Come in!
Come in!

Shel Silverstein

The History of My Name

September 1, 2008

The History of My Name: Writer’s Notebook Entry

Emily Margaret Johnson

After many years, I have come to love and appreciate my name. My mom named me Emily because it was not very common at the time and because she thought it was pretty. Starting in 1987 (the year I was born), and every year after, Emily has been on the top ten most popular girl names. I think this is humorous. I used to hate my first name. I wanted my name to be Kim. I had a camp counselor named Kim who I absolutely adored. Therefore, I wanted my name to be Kim too. I even wrote “Kim” on my dolls and on my papers at school. My 1st grade teacher had to call my mom and have her talk to me about not writing “Kim” on my papers! Ha! Over the years, I have really come to enjoy that my name is Emily. I think it is a pretty name to say and a pretty name to write. Emily.

My middle name is Margaret. I just cannot stand my middle name! There is a reason behind that name, though: it is a family name passed down through five generations. My mom’s name is Jamie Margaret, my Nana’s name is Mary Margaret, and so on. I cannot stand the name, but I would not be able to stand breaking the tradition more. Therefore, my daughter’s middle name will too be Margaret.

My last name is the second most common name in the United States: Johnson. It is beat on the list only by the last name Smith. It is ok, but I look forward to the day when I get married and can change my last name.

August 31, 2008
Response to Writer’s Notebook pp. 15-34

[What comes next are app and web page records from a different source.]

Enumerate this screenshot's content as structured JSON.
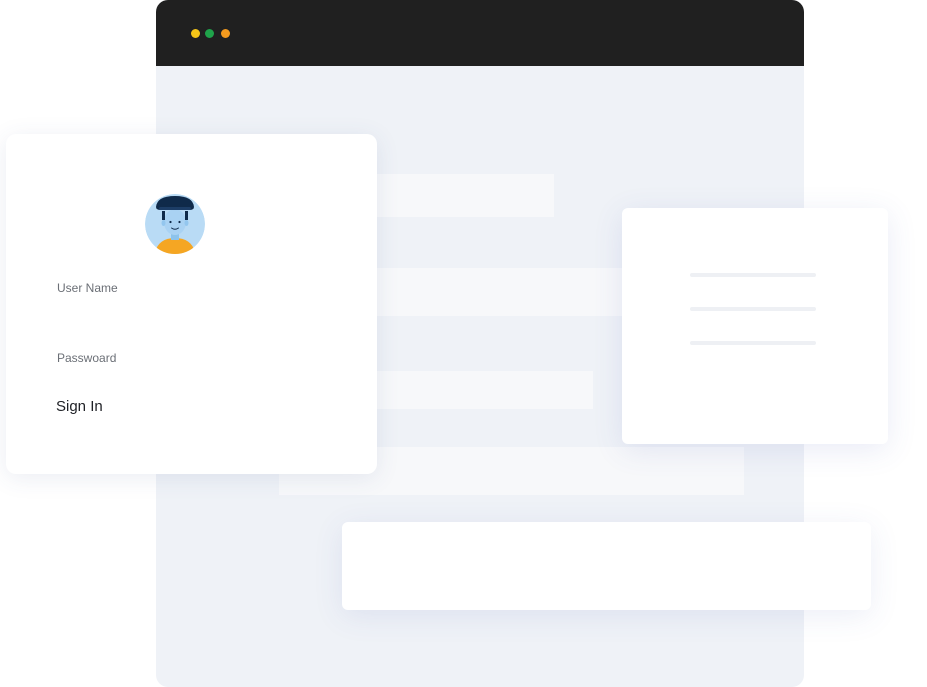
{
  "browser": {
    "window_dots": [
      {
        "color": "#f5c518"
      },
      {
        "color": "#1fa34a"
      },
      {
        "color": "#f39a1e"
      }
    ],
    "titlebar_color": "#202020",
    "content_background": "#eff2f7"
  },
  "login": {
    "avatar_icon": "user-avatar-icon",
    "username_label": "User Name",
    "password_label": "Passwoard",
    "signin_label": "Sign In"
  },
  "colors": {
    "avatar_bg": "#b9dbf5",
    "avatar_hair": "#0f2a4a",
    "avatar_shirt": "#f5a623"
  }
}
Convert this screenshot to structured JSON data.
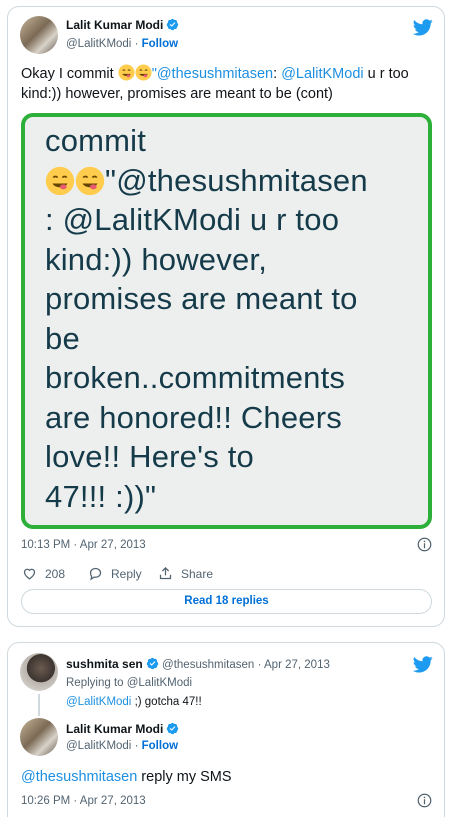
{
  "tweet1": {
    "author_name": "Lalit Kumar Modi",
    "author_handle": "@LalitKModi",
    "follow_label": "Follow",
    "separator": "·",
    "text_part1": "Okay I commit ",
    "mention1": "\"@thesushmitasen",
    "text_part2": ": ",
    "mention2": "@LalitKModi",
    "text_part3": " u r too kind:)) however, promises are meant to be (cont)",
    "image_text": {
      "line1": "commit",
      "line2_mention": "\"@thesushmitasen",
      "line3": ": @LalitKModi u r too",
      "line4": "kind:)) however,",
      "line5": "promises are meant to",
      "line6": "be",
      "line7": "broken..commitments",
      "line8": "are honored!! Cheers",
      "line9": "love!! Here's to",
      "line10": "47!!! :))\""
    },
    "timestamp": "10:13 PM · Apr 27, 2013",
    "likes_count": "208",
    "reply_label": "Reply",
    "share_label": "Share",
    "read_replies_label": "Read 18 replies"
  },
  "tweet2": {
    "author_name": "sushmita sen",
    "author_handle": "@thesushmitasen",
    "date": "· Apr 27, 2013",
    "replying_to": "Replying to @LalitKModi",
    "reply_mention": "@LalitKModi",
    "reply_text": " ;) gotcha 47!!"
  },
  "tweet3": {
    "author_name": "Lalit Kumar Modi",
    "author_handle": "@LalitKModi",
    "follow_label": "Follow",
    "separator": "·",
    "mention": "@thesushmitasen",
    "text": " reply my SMS",
    "timestamp": "10:26 PM · Apr 27, 2013"
  },
  "colors": {
    "twitter_blue": "#1d9bf0",
    "link_blue": "#1d8fe0",
    "image_border_green": "#2db039",
    "image_text": "#153a4a"
  },
  "icons": [
    "verified-badge-icon",
    "twitter-bird-icon",
    "smiling-face-emoji",
    "info-icon",
    "heart-icon",
    "reply-bubble-icon",
    "share-icon"
  ]
}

After reading the beginning of the book and after beginning the creation of my own writer’s notebook, I was still a little confused about the manner in which I was supposed to be writing in my notebook. I thought that I was writing so much about myself and in a shallow manner. The entire section of launching strategies was a blessing to me. It really helped me know and understand a little more the purpose of writer’s notebooks and how to work with them. As soon as I was finished reading the entire section, I sat down and wrote about the History of my Name in my writer’s notebook. It was a great entry. I think I am going to post it on my blog shortly.
I also appreciate the fact that the teacher writes along with the children during the Writer’s Workshop. I did not enjoy writing as a student and it was almost in a mocking tone when teachers assigned writings and then sat at their desks and did who-knows-what. I know it will be very tempting to do other work that you need to do while students are doing their writing, but overall I believe it would be a more enriching experience for all if the teacher writes along with the students.
I have decided after reading the “Lists” section to make lists in the back of my Notebook. If I begin my lists in the front of my notebook, I cannot guarantee the space like I can if I write them in the back. In the back of my notebook, my lists can be continual; I can always come back to them later and have the room I need. I think this will be a helpful thing to try out as well so that I can see if this is something I might be interested in doing with my students.
I am a little intimidated by Ms. Buckner’s promise to conduct a mini-lesson with her students everyday on the Writer’s Notebook. The few strategies that she shared with us were so helpful, but how do you come up with 180 of those?! I am excited about learning more strategies throughout this book.